**About this exercise**
Among the entries, which lines carry the string "JSON"? Copy every one.

**Listed records**
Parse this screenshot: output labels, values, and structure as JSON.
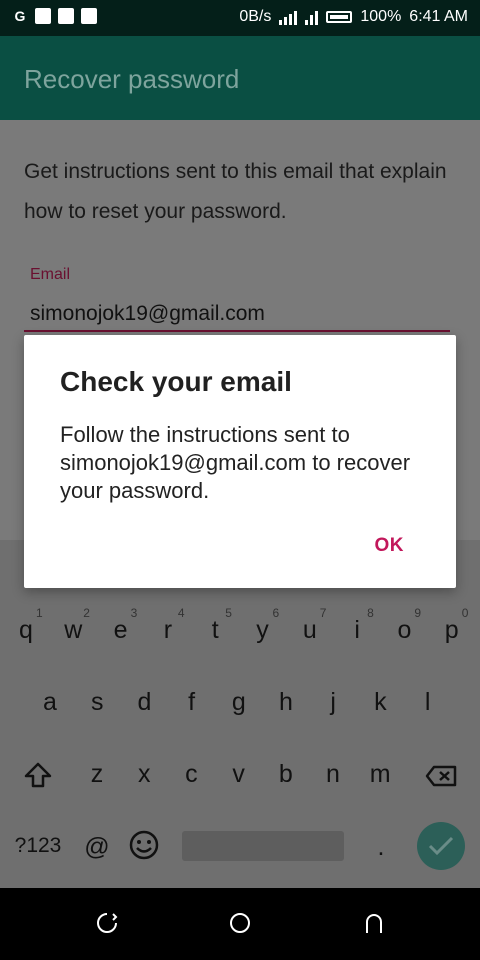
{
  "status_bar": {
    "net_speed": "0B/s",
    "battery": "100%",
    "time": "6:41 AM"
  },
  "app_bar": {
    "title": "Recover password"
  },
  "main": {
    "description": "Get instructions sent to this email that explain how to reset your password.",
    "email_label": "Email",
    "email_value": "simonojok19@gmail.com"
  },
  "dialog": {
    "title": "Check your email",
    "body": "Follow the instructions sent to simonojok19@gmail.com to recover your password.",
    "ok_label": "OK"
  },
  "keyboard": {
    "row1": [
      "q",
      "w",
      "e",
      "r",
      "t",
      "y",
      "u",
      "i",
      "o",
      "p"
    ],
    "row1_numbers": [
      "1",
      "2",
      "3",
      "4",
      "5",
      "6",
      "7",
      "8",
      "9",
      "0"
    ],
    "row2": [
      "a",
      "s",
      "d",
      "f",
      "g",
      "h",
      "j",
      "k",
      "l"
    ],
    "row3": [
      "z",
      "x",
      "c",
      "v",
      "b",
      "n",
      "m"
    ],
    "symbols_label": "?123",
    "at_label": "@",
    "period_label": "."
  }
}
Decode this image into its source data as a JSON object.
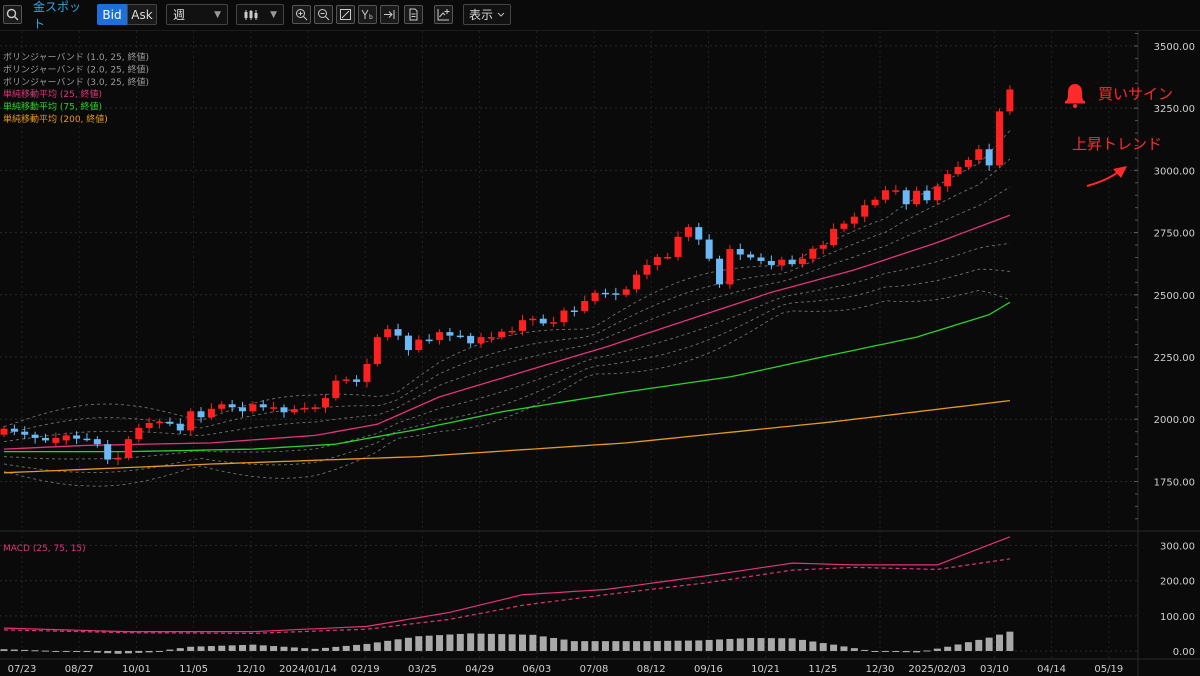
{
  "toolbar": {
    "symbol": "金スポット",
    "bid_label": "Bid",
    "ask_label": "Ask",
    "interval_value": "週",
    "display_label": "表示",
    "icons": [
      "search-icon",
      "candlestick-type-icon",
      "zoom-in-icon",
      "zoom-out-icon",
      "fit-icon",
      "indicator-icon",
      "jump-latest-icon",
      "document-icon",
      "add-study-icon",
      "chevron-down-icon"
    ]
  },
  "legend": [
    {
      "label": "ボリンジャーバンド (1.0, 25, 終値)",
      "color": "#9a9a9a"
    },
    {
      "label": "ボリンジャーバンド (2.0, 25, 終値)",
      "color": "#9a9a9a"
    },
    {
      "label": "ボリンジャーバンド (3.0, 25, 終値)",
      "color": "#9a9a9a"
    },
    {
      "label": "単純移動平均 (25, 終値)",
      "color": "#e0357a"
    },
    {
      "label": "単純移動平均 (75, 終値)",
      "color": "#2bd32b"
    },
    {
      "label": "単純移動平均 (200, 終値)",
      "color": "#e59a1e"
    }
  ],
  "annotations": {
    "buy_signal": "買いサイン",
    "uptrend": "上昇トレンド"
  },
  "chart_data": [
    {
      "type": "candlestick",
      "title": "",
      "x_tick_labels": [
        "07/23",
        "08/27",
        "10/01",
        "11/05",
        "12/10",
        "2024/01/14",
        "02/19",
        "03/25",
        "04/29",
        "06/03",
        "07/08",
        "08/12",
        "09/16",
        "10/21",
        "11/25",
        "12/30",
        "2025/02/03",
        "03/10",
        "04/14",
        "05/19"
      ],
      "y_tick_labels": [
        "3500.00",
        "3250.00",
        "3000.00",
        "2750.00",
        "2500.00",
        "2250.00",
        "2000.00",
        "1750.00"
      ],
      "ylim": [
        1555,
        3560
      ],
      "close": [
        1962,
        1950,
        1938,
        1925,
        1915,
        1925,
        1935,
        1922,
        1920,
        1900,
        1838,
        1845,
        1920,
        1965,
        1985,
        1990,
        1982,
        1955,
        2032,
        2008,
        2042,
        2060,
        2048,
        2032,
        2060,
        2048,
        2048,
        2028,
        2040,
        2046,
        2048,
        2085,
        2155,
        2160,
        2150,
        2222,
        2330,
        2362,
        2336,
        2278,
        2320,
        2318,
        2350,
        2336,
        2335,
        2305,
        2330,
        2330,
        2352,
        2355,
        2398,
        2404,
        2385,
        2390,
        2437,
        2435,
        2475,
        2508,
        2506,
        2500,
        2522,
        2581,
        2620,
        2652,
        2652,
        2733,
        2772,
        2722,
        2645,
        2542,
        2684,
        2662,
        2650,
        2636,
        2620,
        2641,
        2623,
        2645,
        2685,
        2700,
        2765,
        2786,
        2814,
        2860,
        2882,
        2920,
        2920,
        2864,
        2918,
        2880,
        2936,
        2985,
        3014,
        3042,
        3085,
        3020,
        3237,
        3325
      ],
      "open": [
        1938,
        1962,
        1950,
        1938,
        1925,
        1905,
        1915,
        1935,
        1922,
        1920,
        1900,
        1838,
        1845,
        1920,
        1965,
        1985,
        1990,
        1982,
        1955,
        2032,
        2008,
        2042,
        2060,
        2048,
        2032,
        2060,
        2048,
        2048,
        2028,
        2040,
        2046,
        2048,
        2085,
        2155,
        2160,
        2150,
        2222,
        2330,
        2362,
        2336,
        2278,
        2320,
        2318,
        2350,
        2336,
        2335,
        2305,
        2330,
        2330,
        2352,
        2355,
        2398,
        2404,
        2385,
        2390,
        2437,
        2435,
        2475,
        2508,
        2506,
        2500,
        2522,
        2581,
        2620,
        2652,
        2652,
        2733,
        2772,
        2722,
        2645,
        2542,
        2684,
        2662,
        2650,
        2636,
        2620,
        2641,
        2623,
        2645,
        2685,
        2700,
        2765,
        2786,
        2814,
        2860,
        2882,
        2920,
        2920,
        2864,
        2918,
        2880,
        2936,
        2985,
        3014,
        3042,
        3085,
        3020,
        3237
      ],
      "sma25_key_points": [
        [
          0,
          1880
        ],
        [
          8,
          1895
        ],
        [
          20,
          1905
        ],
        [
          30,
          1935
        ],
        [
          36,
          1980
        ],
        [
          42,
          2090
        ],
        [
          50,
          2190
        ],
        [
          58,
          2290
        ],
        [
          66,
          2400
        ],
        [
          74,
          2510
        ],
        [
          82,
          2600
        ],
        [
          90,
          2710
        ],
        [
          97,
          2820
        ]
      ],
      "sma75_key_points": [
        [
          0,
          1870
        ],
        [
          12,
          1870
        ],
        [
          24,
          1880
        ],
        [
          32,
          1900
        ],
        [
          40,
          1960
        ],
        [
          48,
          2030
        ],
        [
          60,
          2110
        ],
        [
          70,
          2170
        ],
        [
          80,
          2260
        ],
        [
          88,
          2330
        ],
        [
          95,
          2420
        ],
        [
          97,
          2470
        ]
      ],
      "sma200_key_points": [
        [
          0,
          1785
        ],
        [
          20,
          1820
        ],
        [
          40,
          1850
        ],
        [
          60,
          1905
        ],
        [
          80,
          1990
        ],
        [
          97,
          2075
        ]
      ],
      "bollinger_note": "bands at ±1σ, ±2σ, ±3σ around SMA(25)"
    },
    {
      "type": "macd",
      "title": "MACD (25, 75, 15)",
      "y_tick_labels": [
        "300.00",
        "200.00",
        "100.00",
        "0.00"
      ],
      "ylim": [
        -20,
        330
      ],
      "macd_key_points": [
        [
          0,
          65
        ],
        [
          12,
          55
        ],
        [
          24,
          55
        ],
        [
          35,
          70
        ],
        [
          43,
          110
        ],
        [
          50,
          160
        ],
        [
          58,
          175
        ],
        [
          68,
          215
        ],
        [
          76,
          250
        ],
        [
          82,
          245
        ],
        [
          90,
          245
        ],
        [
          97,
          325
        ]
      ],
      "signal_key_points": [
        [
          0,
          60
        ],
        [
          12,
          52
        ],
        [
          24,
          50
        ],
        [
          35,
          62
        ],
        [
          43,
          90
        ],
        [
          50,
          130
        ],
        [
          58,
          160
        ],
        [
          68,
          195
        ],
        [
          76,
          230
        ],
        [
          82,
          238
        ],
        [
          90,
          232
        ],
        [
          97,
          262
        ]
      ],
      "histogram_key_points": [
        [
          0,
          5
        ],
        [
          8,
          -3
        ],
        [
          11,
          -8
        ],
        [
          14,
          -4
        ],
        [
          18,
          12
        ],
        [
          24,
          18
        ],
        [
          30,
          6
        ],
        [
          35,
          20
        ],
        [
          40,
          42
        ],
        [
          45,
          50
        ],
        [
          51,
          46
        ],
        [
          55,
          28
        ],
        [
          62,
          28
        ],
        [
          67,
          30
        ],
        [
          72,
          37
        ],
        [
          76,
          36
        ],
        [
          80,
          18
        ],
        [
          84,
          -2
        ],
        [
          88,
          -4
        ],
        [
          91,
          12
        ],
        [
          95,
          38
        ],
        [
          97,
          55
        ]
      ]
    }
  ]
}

**Response area**
Parse this screenshot: output labels, values, and structure as JSON.
Decode this image into its source data as a JSON object.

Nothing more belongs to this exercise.